We are busy discussing whether we can have a petition after our previous petition was rejected on a technicality.

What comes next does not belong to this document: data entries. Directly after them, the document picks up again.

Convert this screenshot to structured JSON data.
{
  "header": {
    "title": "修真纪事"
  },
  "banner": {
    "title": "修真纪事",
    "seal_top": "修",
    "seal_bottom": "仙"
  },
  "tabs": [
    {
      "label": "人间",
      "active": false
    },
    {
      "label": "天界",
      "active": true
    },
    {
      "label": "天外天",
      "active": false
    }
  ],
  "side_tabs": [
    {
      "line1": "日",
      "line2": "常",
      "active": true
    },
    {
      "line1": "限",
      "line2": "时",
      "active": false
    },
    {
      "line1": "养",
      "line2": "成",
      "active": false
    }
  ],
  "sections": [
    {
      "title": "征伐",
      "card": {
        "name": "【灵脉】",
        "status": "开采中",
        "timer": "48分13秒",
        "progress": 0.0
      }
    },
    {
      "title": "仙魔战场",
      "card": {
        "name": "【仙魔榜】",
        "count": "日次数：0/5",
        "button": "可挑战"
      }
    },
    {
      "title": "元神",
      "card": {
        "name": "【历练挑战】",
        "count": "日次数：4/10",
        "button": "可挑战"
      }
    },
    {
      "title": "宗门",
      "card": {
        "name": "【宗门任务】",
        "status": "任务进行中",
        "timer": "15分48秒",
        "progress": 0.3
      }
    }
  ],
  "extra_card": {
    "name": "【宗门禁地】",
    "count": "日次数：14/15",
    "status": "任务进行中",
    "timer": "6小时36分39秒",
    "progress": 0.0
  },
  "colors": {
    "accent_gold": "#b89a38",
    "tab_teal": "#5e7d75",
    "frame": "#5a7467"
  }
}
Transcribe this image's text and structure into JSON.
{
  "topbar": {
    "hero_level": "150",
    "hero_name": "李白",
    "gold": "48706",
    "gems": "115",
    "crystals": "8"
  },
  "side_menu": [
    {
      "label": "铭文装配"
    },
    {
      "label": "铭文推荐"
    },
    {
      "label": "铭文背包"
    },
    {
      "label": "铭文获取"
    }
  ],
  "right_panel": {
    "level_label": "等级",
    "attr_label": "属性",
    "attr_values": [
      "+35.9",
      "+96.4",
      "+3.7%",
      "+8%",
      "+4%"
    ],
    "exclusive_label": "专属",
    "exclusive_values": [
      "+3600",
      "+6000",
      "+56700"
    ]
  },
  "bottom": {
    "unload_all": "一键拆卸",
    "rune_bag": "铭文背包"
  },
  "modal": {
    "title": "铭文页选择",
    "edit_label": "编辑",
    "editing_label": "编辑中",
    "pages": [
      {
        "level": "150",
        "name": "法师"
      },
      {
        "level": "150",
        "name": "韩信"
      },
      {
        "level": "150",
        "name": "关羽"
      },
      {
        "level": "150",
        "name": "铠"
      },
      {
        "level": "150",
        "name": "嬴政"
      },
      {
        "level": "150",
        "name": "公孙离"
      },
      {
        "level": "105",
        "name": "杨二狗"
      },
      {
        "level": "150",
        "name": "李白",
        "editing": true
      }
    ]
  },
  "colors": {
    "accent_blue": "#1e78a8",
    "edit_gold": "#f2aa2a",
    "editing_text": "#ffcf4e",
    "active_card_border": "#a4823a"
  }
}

The following is our draft text :
For the submitted application for the north Chisholm Trail and the connected Abbey-Chesterton Bridge, we ask Cambridge City Council that they :
- recognise the significant environmental, social and landscape impacts;
- confirm that they do not believe there is evidence that cycling benefits outweigh these impacts;
- ask for additional information to be presented;
- ask for an assessment against the Cheap as Chips option using existing cycle facilities
- request that the Chisholm Trail and linked Abbey-Chesterton Bridge are subject to an Environmental Impact Assessment;
- apply a “No net loss” approach to biodiversity within this and any other city deal schemes.
- object to the investment of public money until cost-benefits have been demonstrated
- ask for the application to be withdrawn on the basis of the reasons above.
We also ask [ as per a previous petition Save Ditton Meadows ] that City investigate lack of transparency and potential conflicts of interest within the scheme design, consultation and application process and report these findings.
We the undersigned object to the Chisholm Trail application as submitted and assert that it is inseparably intertwined with that of the Abbey-Chesterton Bridge and cannot be considered separately.
We believe that their location in two highly sensitive river valleys will irrevocably degrade this meadow landscape, and adversely affect the character of eastern Cambridge.
We also believe there has been abuse of process and cheaper alternatives have been wilfully ignored.
We reach our position on it being contrary to policy, on our experiences of issues with the process and the obvious overlap of the two projects.
Contrary to policy
We note it being contrary to Cambridge City Council development control policies and the National Planning Policy Frameworks, in particular but not exclusively that :
- it has an adverse effect on protected and priority species e.g. otters and bats ;
- it has an adverse effect on protected sites and priority habitats e.g. 7 Local Wildlife Sites and floodplain grassland;
- it constitutes inappropriate development in a Green Belt;
- it has an adverse effect on the landscape and character of the area, including the setting of the Riverside and Stourbridge Common and Fen Ditton Conservation Area;
- it constitutes inappropriate development in a floodplain and increases flood risk;
- the design quality of the bridges and scheme are poor;
- it involves the development on contaminated land near Ditton Walk ;
- it will have adverse impacts on heritage e.g. the Round House, Leper Chapel and quiet enjoyment of the area e.g. the Bumps course and rowing;
- its construction will have significant social impacts on local people.
Issues with process
Based on our experiences, we take issue with the process of the application :
- that the application form as submitted contains factual errors and an unclear description, in particular in the differences to planning application ;
- it is supported by insufficient information e.g. no full heritage assessment; no traffic assessment; effects on Fen Ditton Conservation Area
- that the design and consultation process failed to consider alternatives e.g. use of existing cycle facilities via Cheap as Chips Trail;
- that the consultation process has not been transparent or inclusive and is misrepresented in the application e.g. viz complaints about Local Liaison Forum;
- that no cost-benefit analysis has been made against the “do nothing” alternative;
- that the usage figures as presented are misleading e.g. based on entire trail construction and not northern section – including existing users of Coldhams Common;
- that no in combination or cumulative effects with the Chisholm Trail have been considered or EIA or SIA undertaken
Overlap with Abbey Chesterton Bridge
The application for the Northern Section of the Chisholm Trail and the Abbey Chesterton Bridge are interdependent, sharing the same redline and many elements. The applications are meaningless as independent elements. The granting of either application prior to the other would create prejudicial issues. The separate applications have created confusion for consultees.
We believe the separation was deliberate to avoid an Environmental Impact Assessment and proper scrutiny.
We believe the artificial separation makes it impossible for proper consideration and an informed response.